Romero told MMA Fighting that he believes the punches Kennedy rocked him with in the second round of their UFC 178 fight were illegal. Kennedy was holding onto Romero's glove, an illegal maneuver, with his left hand while he was punching Romero with his right. A .gif of the sequence surfaced after the fact online, but Romero had not commented on it until now.
"When an athlete hits the opponent illegally, the opponent that gets hit gets five minutes of a break to recover," Romero said through an interpreter of the Sept. 27 bout in Las Vegas.
The fight's big controversy came after Romero survived the second round. The UFC's cutman appeared to put too much Vaseline on Romero's face, prompting referee John McCarthy to tell Romero's cornermen to wipe it off. There seemed to be some kind of communication error, because Romero was left alone in the Octagon on his stool as McCarthy was restarting the fight for the third round.
By the time someone came in to clean off Romero's face and remove the stool, Romero had nearly 30 extra seconds to recuperate from the second-round throttling. Kennedy was irate. Then, Romero knocked him out just 38 seconds into the third round. Kennedy contemplated appealing the result of the fight, but things like that rarely get overturned by the Nevada Athletic Commission (NAC).

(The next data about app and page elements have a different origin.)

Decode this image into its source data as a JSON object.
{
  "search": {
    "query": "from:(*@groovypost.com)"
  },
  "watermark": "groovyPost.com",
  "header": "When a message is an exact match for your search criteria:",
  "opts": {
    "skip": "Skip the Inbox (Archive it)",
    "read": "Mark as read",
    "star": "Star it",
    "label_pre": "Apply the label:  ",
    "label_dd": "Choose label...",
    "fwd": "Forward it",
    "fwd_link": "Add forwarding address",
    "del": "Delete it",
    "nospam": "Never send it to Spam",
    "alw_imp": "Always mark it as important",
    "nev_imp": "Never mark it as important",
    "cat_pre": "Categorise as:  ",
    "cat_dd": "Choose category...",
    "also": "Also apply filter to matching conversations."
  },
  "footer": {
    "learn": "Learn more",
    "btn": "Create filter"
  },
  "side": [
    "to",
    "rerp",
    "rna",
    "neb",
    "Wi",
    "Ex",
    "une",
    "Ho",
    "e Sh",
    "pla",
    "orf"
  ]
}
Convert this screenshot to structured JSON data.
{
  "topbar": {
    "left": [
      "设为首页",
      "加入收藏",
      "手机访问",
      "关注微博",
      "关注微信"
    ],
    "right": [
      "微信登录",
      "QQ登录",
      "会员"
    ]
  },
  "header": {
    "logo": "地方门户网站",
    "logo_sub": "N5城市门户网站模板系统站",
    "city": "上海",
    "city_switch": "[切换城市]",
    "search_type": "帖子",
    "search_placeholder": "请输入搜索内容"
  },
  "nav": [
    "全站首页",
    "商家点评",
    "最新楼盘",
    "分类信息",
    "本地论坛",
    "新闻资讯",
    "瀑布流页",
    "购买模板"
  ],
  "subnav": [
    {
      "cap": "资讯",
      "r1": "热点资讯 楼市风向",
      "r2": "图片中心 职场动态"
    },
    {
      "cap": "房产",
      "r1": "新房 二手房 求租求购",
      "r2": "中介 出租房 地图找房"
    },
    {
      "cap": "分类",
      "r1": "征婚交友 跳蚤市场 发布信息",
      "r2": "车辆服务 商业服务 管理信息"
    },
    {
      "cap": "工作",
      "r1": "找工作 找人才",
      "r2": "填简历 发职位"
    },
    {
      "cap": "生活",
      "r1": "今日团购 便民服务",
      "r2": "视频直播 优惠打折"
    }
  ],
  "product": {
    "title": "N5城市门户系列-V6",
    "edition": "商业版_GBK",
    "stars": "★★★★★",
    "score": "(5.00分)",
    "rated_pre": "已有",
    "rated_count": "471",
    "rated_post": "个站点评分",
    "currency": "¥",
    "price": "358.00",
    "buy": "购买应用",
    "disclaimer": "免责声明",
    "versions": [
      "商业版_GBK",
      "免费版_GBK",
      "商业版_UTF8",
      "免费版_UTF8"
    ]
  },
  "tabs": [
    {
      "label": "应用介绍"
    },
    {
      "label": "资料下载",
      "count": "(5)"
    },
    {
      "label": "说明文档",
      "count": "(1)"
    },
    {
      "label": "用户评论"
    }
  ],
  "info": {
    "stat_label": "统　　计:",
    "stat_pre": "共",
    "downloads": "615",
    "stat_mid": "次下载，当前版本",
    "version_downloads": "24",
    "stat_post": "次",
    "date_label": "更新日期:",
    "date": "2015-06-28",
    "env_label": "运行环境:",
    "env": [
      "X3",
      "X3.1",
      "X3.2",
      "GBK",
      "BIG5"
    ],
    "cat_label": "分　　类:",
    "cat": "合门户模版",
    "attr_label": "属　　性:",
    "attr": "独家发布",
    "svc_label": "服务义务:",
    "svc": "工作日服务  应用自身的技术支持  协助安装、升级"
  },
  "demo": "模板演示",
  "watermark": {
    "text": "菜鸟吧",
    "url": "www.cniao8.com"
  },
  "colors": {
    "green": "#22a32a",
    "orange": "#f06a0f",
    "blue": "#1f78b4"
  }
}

Romero came over to Kennedy to apologize for the mistake in the back after the fight. The moment, with an angry Kennedy yelling at Romero, was captured on video by UFC cameras. Romero continues to defend himself for the incident.
"The people who made the mistake were the cutmen from the UFC," Romero said. "The referee noticed too much Vaseline. The cutman was already leaving and McCarthy called him back to clean off the Vaseline. He noticed the cutman already leaving. When the cutman leaves, who's supposed to take the Vaseline off my cut? My cornermen and trainer were there, but they're not qualified to take off the Vaseline from my cut. The one who cleans and puts on Vaseline is only the cutman from the UFC. McCarthy insisted and my trainer said, 'OK, I'll take it off.'"
UFC president Dana White admitted afterward that the UFC was partially at fault for the bizarre turn of events. Romero stands by his statement that he did nothing wrong intentionally.
"The people who critique me are the people who don't know about the sport," Romero said. "They don't really know about the rules of MMA. They aren't a real fan or follower of the sport or they're just people who like to talk."
Romero said Kennedy began holding his glove when the two were against the cage right before Kennedy dropped him with punches.
"Look at the video," Romero said. "He was holding my glove illegally. When I'm against the cage, Tim Kennedy held my glove and when he holds the glove, he got lucky and I escaped before the referee saw it. Then I did it to Kennedy. When I did it to Tim Kennedy, he told the referee, 'He held my glove.'"
That led to the sequence where Kennedy chased Romero across the cage, holding onto his glove with one hand and connecting with punches with the other. Romero said he isn't sure if it was on purpose. And he's not necessarily interested in a rematch.
"This is nothing personal," Romero said. "If the UFC matchmaker puts me against Tim Kennedy, I will do it. I have no problem with that. I have nothing against nobody in the UFC. This is a sport for me."
Romero has moved on. He'll meet Ronaldo "Jacare" Souza at UFC 184 on Feb. 28 in Los Angeles in what probably amounts to a middleweight No. 1 contender bout. The 37-year-old former Olympic wrestling silver medalist is focused on the title and not what people are saying about him following "Stoolgate."
"I'm not mad and I've never been mad that people think I'm cheating," Romero said. "To be sincere, I've never been mad about what anyone thinks."